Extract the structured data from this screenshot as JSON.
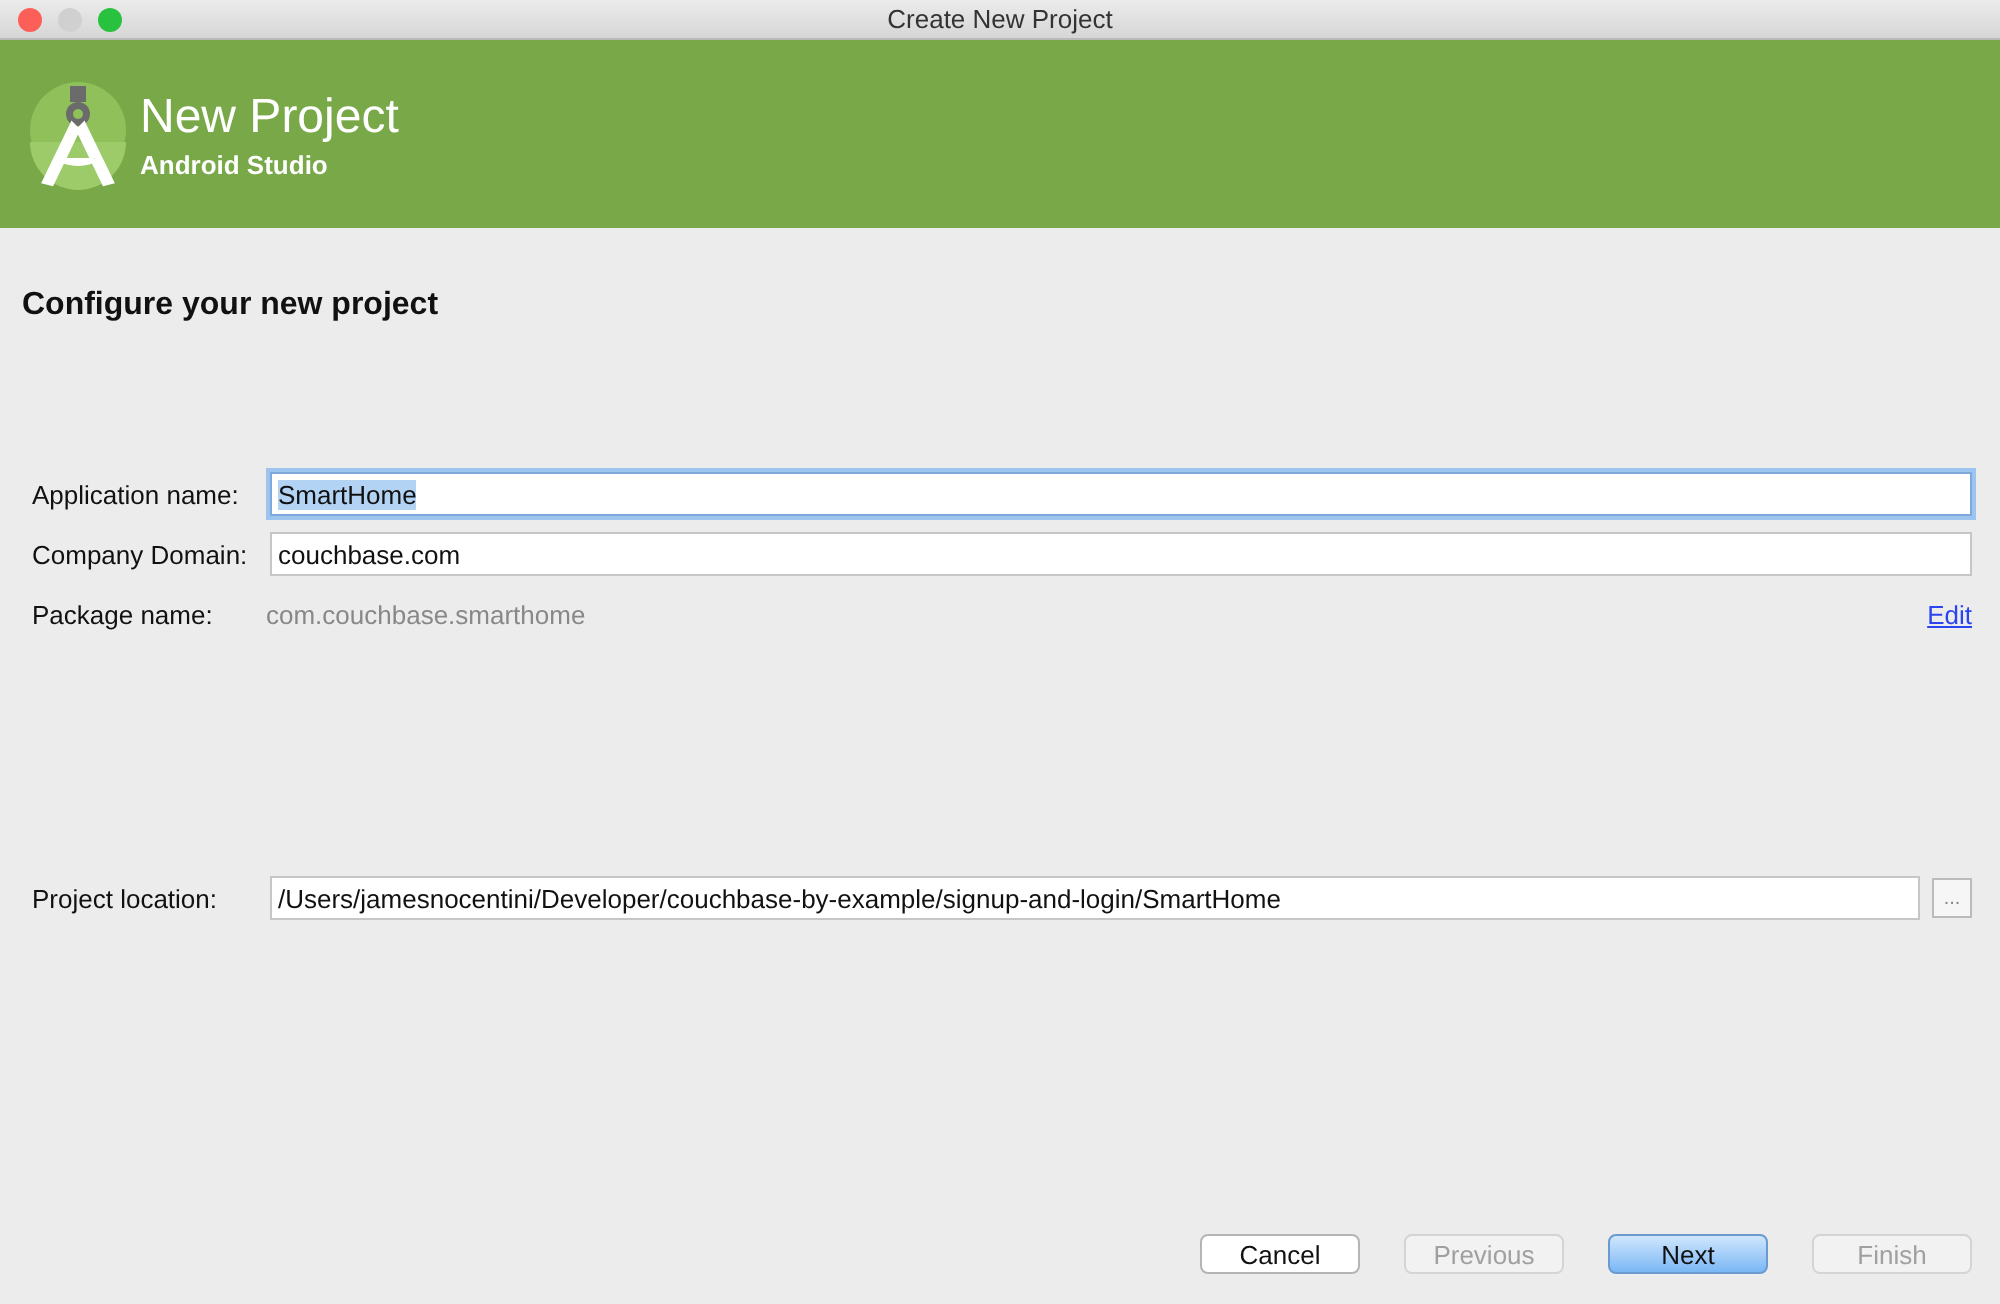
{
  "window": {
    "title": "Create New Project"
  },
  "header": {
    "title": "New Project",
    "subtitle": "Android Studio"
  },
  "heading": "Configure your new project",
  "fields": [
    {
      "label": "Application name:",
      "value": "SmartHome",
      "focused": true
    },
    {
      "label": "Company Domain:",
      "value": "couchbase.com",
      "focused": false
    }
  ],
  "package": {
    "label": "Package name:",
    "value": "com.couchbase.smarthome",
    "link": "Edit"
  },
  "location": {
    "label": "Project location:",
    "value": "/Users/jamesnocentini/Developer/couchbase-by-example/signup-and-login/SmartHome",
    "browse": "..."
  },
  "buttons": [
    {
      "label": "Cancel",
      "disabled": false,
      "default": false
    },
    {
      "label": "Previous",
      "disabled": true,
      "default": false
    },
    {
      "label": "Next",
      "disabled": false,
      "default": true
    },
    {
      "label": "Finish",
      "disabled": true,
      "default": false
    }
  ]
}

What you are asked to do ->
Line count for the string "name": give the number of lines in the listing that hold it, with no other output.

Answer to this problem ->
2